Source data:
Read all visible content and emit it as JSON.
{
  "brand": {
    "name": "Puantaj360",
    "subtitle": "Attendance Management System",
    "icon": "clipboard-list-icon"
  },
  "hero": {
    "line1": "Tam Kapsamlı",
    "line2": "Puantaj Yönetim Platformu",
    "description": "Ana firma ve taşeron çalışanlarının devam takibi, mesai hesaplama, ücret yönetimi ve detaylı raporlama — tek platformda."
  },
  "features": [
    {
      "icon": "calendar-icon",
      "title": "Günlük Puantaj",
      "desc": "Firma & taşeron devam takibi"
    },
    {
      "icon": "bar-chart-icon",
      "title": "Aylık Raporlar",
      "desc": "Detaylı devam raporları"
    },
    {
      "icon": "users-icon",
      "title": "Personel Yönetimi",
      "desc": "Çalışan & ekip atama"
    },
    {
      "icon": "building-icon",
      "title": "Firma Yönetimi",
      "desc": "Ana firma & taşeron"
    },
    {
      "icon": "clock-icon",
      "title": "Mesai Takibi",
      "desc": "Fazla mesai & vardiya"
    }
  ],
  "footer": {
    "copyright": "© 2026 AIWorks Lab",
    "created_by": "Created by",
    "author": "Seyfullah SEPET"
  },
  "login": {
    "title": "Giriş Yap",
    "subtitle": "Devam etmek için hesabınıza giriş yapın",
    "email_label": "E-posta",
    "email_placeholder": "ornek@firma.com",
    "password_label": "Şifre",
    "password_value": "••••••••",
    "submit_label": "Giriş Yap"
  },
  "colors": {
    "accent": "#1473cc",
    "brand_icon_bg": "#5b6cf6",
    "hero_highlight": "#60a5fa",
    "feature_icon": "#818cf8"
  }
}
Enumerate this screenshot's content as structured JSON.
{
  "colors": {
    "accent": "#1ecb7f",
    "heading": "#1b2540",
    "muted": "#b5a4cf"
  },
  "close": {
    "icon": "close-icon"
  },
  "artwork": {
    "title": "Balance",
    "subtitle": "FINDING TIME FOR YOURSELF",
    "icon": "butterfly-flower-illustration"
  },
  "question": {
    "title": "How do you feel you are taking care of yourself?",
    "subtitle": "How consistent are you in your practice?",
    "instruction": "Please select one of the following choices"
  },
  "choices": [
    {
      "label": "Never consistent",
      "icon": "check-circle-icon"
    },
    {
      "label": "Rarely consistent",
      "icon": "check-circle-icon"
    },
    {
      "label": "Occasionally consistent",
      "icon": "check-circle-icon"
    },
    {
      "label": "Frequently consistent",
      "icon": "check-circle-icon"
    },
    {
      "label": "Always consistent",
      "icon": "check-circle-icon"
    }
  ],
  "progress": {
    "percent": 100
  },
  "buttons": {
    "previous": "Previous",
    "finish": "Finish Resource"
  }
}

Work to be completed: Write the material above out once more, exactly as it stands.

Result for this exercise:
Read all visible content and emit it as JSON.
{
  "brand": {
    "name": "Puantaj360",
    "subtitle": "Attendance Management System",
    "icon": "clipboard-list-icon"
  },
  "hero": {
    "line1": "Tam Kapsamlı",
    "line2": "Puantaj Yönetim Platformu",
    "description": "Ana firma ve taşeron çalışanlarının devam takibi, mesai hesaplama, ücret yönetimi ve detaylı raporlama — tek platformda."
  },
  "features": [
    {
      "icon": "calendar-icon",
      "title": "Günlük Puantaj",
      "desc": "Firma & taşeron devam takibi"
    },
    {
      "icon": "bar-chart-icon",
      "title": "Aylık Raporlar",
      "desc": "Detaylı devam raporları"
    },
    {
      "icon": "users-icon",
      "title": "Personel Yönetimi",
      "desc": "Çalışan & ekip atama"
    },
    {
      "icon": "building-icon",
      "title": "Firma Yönetimi",
      "desc": "Ana firma & taşeron"
    },
    {
      "icon": "clock-icon",
      "title": "Mesai Takibi",
      "desc": "Fazla mesai & vardiya"
    }
  ],
  "footer": {
    "copyright": "© 2026 AIWorks Lab",
    "created_by": "Created by",
    "author": "Seyfullah SEPET"
  },
  "login": {
    "title": "Giriş Yap",
    "subtitle": "Devam etmek için hesabınıza giriş yapın",
    "email_label": "E-posta",
    "email_placeholder": "ornek@firma.com",
    "password_label": "Şifre",
    "password_value": "••••••••",
    "submit_label": "Giriş Yap"
  },
  "colors": {
    "accent": "#1473cc",
    "brand_icon_bg": "#5b6cf6",
    "hero_highlight": "#60a5fa",
    "feature_icon": "#818cf8"
  }
}
Enumerate this screenshot's content as structured JSON.
{
  "colors": {
    "accent": "#1ecb7f",
    "heading": "#1b2540",
    "muted": "#b5a4cf"
  },
  "close": {
    "icon": "close-icon"
  },
  "artwork": {
    "title": "Balance",
    "subtitle": "FINDING TIME FOR YOURSELF",
    "icon": "butterfly-flower-illustration"
  },
  "question": {
    "title": "How do you feel you are taking care of yourself?",
    "subtitle": "How consistent are you in your practice?",
    "instruction": "Please select one of the following choices"
  },
  "choices": [
    {
      "label": "Never consistent",
      "icon": "check-circle-icon"
    },
    {
      "label": "Rarely consistent",
      "icon": "check-circle-icon"
    },
    {
      "label": "Occasionally consistent",
      "icon": "check-circle-icon"
    },
    {
      "label": "Frequently consistent",
      "icon": "check-circle-icon"
    },
    {
      "label": "Always consistent",
      "icon": "check-circle-icon"
    }
  ],
  "progress": {
    "percent": 100
  },
  "buttons": {
    "previous": "Previous",
    "finish": "Finish Resource"
  }
}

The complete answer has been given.